Book Review: Seveneves by Neal Stephenson

In a sense, it is the perfect speculative fiction novel, even as it pays unspoken homage to a similarly-themed book by very different authors from thirty-eight years ago.

“The Space Traders”

For those following the faux-controversy surrounding Barack Obama’s relationship with Derrick Bell, here’s a copy of Bell’s infamous short story, “The Space Traders.” As far as science fiction goes, it’s a pretty crummy read, but it does reveal the depths of Bell’s pessimism (perhaps understandable given his biography) about everything from race relations to economic…

Walker Percy’s Galaxy Quest

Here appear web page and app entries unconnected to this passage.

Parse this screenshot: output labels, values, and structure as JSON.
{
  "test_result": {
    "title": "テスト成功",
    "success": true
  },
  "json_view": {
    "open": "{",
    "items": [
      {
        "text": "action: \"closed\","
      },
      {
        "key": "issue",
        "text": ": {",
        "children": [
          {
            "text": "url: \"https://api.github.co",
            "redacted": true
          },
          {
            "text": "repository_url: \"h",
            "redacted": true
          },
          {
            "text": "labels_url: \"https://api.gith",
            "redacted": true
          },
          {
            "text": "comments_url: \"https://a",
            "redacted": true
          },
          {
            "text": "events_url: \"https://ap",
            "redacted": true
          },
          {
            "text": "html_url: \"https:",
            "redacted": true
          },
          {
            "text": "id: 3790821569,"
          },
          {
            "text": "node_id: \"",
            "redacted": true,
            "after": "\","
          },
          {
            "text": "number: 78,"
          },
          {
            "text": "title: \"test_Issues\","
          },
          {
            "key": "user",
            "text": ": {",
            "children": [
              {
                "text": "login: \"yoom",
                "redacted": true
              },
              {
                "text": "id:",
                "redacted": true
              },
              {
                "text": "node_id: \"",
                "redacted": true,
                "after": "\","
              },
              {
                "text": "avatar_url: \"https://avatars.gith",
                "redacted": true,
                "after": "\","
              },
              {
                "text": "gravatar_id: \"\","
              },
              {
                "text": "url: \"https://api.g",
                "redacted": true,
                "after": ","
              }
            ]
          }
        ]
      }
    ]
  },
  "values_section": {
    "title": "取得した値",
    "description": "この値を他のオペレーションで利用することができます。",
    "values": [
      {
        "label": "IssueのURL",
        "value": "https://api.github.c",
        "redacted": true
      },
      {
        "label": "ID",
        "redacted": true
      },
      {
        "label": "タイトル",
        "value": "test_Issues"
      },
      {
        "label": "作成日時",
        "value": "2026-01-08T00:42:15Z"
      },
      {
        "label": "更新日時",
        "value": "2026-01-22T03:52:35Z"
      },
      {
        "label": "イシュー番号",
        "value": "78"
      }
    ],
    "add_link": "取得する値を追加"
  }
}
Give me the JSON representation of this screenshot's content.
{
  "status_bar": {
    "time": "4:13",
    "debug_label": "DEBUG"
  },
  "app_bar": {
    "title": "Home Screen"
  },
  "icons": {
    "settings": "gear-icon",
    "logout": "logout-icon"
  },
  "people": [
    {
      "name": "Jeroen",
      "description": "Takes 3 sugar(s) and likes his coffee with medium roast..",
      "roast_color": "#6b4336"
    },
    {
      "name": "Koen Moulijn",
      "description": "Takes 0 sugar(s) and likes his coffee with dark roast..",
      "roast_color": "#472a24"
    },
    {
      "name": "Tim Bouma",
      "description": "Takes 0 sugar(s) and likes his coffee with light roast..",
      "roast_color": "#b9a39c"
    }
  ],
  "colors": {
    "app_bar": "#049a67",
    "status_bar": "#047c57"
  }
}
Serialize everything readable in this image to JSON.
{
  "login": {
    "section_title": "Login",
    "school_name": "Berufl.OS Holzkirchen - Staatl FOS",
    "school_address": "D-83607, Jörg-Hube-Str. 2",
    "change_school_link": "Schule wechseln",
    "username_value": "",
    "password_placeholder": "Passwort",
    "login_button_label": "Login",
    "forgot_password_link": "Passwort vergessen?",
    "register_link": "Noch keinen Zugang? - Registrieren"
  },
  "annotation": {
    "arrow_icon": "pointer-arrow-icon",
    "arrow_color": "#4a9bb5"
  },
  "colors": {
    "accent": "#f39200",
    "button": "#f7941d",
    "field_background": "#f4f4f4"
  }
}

“[I]t is an established fact that a preponderance of religious imagery or an avowed religious intent can go a long way toward mitigating the science-fictional taint, which also helps explain the appeal to mainstream writers such as Walker Percy of the post-apocalyptic story, whose themes of annihilation and re-creation are so easily indexed both to…

Science in Sci-Fi film

John Holbo has a veryy good post up trying to classify the various types of science-fiction films by their approach and attitudes toward science. He lists quite a few – 1) pro-science/pro-rationality 2) anti-science 3) split the difference … and so on and so forth. It’s a very good piece, but I think Holbo is…

Gene Wolfe interviewed

Interesting stuff from the one of the League’s favorite science fiction writers. Of particular note is his pessimistic conservatism (“The government in Home Fires is doing the thing that I expect them to do now at any minute: to grab hold of General Motors and General Electric and whatnot, and say, ‘You’ve got to hire…

Bread & Circuses: A mini-review of Mockingjay by Suzanne Collins

I finished the third installment of The Hunger Games last night, Mockingjay, by Suzanne Collins, and my goodness what a read. All three books are absurdly intense page-turners bound to keep one up far past one’s appropriate bedtime. If you are married and both spouses are reading these at the same time, prepare for some…

The Future

In lieu of real blogging, I thought I’d throw out some ideas from Ian M. Banks’ introductory essay on his Culture novels (via io9). Here’s Banks on the future obsolescence of market economics: Concomitant with this is the argument that the nature of life in space – that vulnerability, as mentioned above – would mean…

Consider Phlebas

PHLEBAS the Phoenician, a fortnight dead, Forgot the cry of gulls, and the deep seas swell And the profit and loss.                           A current under sea Picked his bones in whispers. As he rose and fell He passed the stages of his age and youth Entering the whirlpool.                           Gentile or Jew O you who…

On noble savages and the humanity of the ‘other’

Sullivan nods approvingly at this passage from Conor on Avatar’s Na’vi: The problem with the noble savage cliche is that it is demonstrably untrue. The people who inhabited North America before the arrival of Europeans warred, died for lack of medicine, sometimes killed animal herds so unsustainably that they faced starvation — so despite the…

Avatar

I finally saw Avatar (in 3D) without anyone threatening to beat me up.  It was everything I thought it would be.  The 3D was cool.  The glowing plants in the jungle were really quite pretty.  The special effects were spectacular. But for all its spectacular spectacle, beneath the blue-skinned exterior there wasn’t really any meat.…

books

I think most of the books I’ve read and loved were written by conservatives or libertarians – the fantasy I’ve read was written largely by conservatives, I think because good fantasy plays on themes of decentralization (the villain often attempting to shore up and centralize their control) and tradition.  The science-fiction often as not came…